From the title of this post, was your first thought that this article would be about failure, or did you think it would be about adventure? My guess would be the former.
We live in a negative society. People tend to hate success it seems, unless they are the successful ones. Let’s tax the rich more, to support the poor (note: no one ever says let’s teach the poor to take care of themselves, it’s we need to take care of them).
I’ve been in the scenario of being poor, and in the even rarer situation of not being able to take advantage of the myriad of safety nets our society has in place, so I was really poor, not just poor on paper, while my bills are being paid kind of poor. To compound the problem, I was also injured, so I do know what life is like at that end of the spectrum.

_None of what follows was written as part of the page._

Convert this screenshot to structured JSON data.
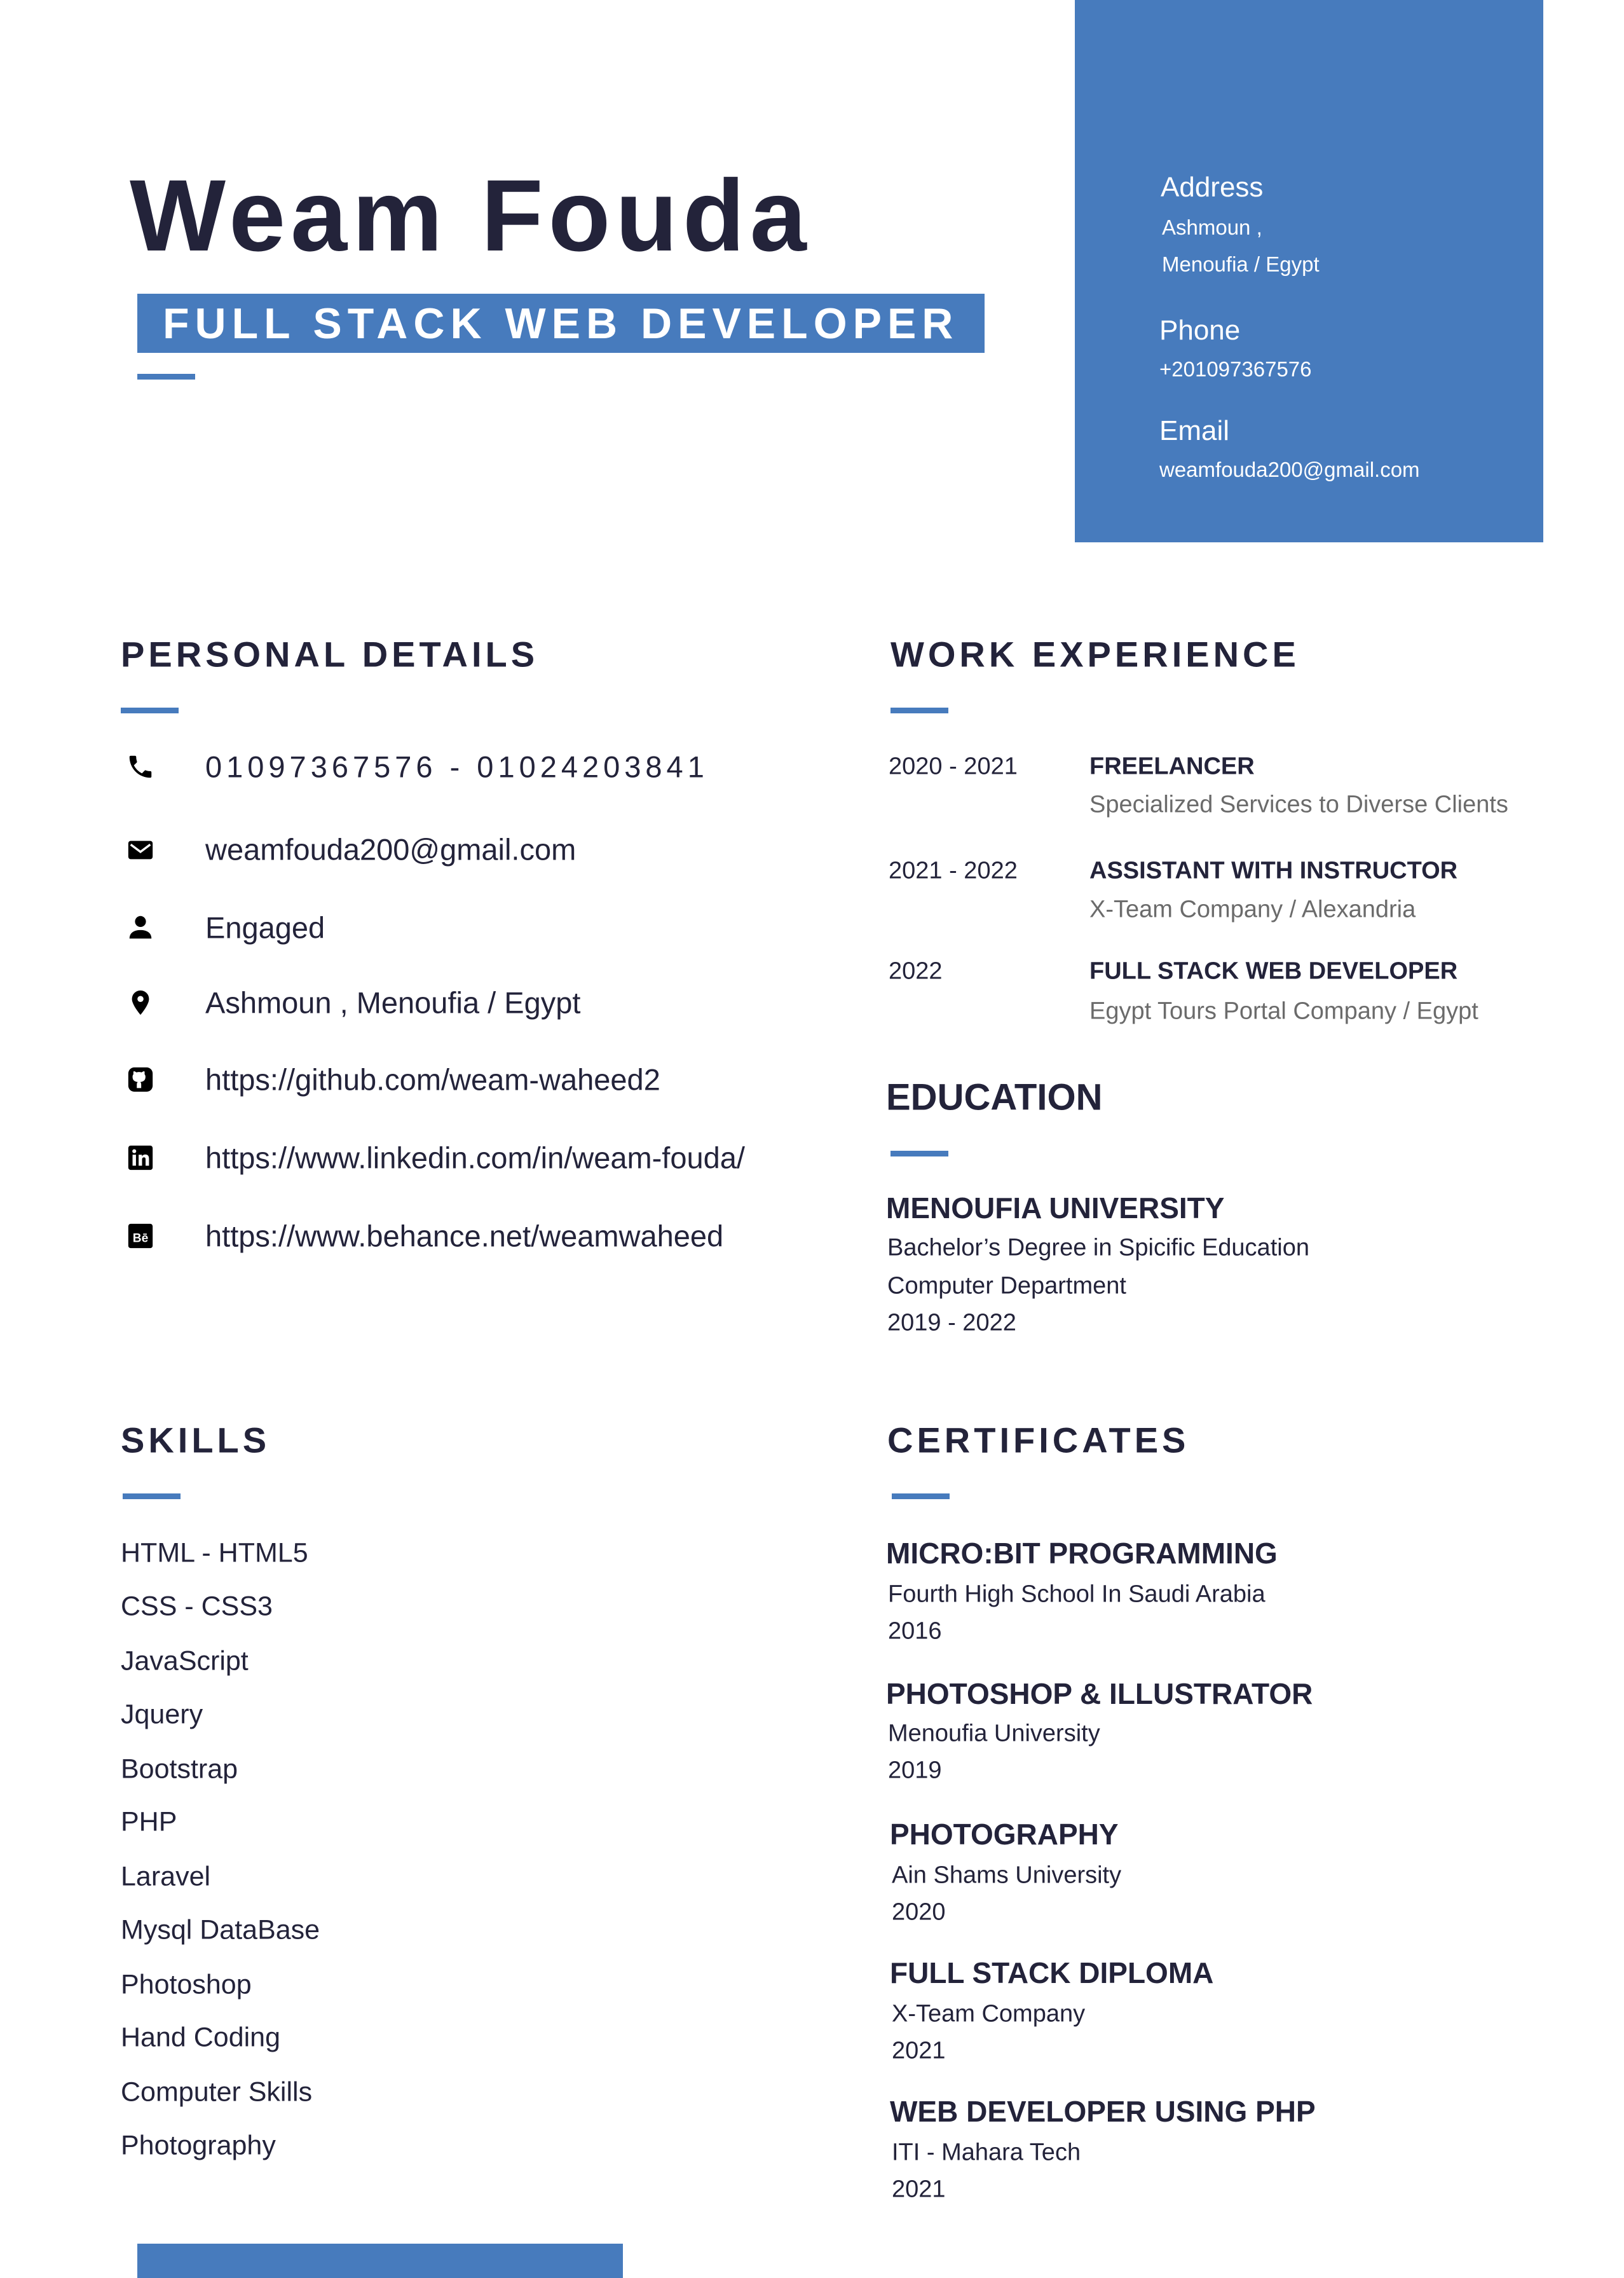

I’ve never lived a standard life. When I got out of school, there were no jobs. Instead of waiting for the jobs to appear, I made my own. My family thought I was nuts, and wouldn’t make it. People are supposed to get a job, work, save and retire.
When I sold my first house, I took the buyer’s old place in trade for the downpayment and start off my real estate investing. My family thought I was nuts, and would lose my shirt, or at least suffer from bad tenants. Rentals are nothing but a bad investment, full of nightmare tenants, way to risky.
When I bought stocks, I invested in companies I liked, understood, and that were out of favour with the “experts”. My family thought I was nuts, and could kiss that money goodbye. If you had to invest in the market, the only way to do it was to buy a well diversified portfolio of mutual funds.
Being male, I already suffered from being insecure when I was growing up. The fact that I never found support for my life decisions was very hurtful, and still is. The good thing is, I didn’t listen to people.
I’m always amazed at the number of “experts” out there, especially those “family experts”, who’ve never deviated from the path of “go to school, get a job, save money in a well diversified portfolio of mutual funds, and retire”. These same people complain constantly about their crapy job, their lousy returns, and their fears that they’ll never be able to retire because they can’t afford it. Yet they still preach the sae mantra…and attack those who deviate from the chosen path.
The “standard path to success” doesn’t work, yet millions follow it each day, like lemmings, or lambs to the slaughter. Feverishly attacking those who even think of straying… Fear of the unknown empowers them.
It’s tough to strike out on your own. I think it’s a human need to have approval of others, especially family, but you’ll rarely get it. If you do succeed, it will be discounted as luck, maybe something nefarious, or at least exploitive. Society will want you to give more back to them, even if it means killing your company (and destroying the jobs you created in the process).
It’s a lonely path.
There were many times I questioned myself, was I doing the right thing? When I hit the bottom (though I didn’t know it was the bottom at the time), I worried I’d screwed up not just my life, but that of my family as well. Should I give up on my plan, which math said would work, sell everything, try to find a real job or stay the course I’d set. I knew what family thought, they were never shy to share their opinions…but they also never understood my lifestyle choice, it was alien.
I’ve never been one to heed opinion, I value experience. When I was starting out, I didn’t know many real real estate investors, but I had many people with opinions on it. If they’d never done it though, their opinions were about as valid as my own. I was fortunate to stumble across one investor shortly after I got started. He confirmed that, with proper choices, real estate investing was profitable and that most people were wrong about it.
When I first started investing in the markets, I turned to my mother-in-law, for she had been investing for years, so I thought she was knowledgable. Unfortunately she wasn’t really an investor, she followed the advice of an advisor and bought mutual funds. My first investments followed her advice. Now, decades later, that original investment is basically at the same level as where I bought it. My mother-in-law is also concerned over their retirement as the funds have been stagnant at best over the years, but then they had quite a cushion anyway. My individual stock purchases however, the ultimate taboo in investing if you read anything, have gone through the roof in most cases. Warren Buffet doesn’t buy mutual funds, in fact picks individual stocks, but no one seems to mention that.
Finally, as to my job, I still run my own company. Most of the critics I had when I started have changed jobs several times over the years (so much for stability) and still complain about how lousy work is. My company has changed focus over the years, it’s evolved as my tastes change. I’m at the point where I can choose my clients, and my projects, and I’ve been at it for decades.
Lesson: Striking out doesn’t mean striking out. Society will try to convince you it does, but then most of society is too afraid to even try.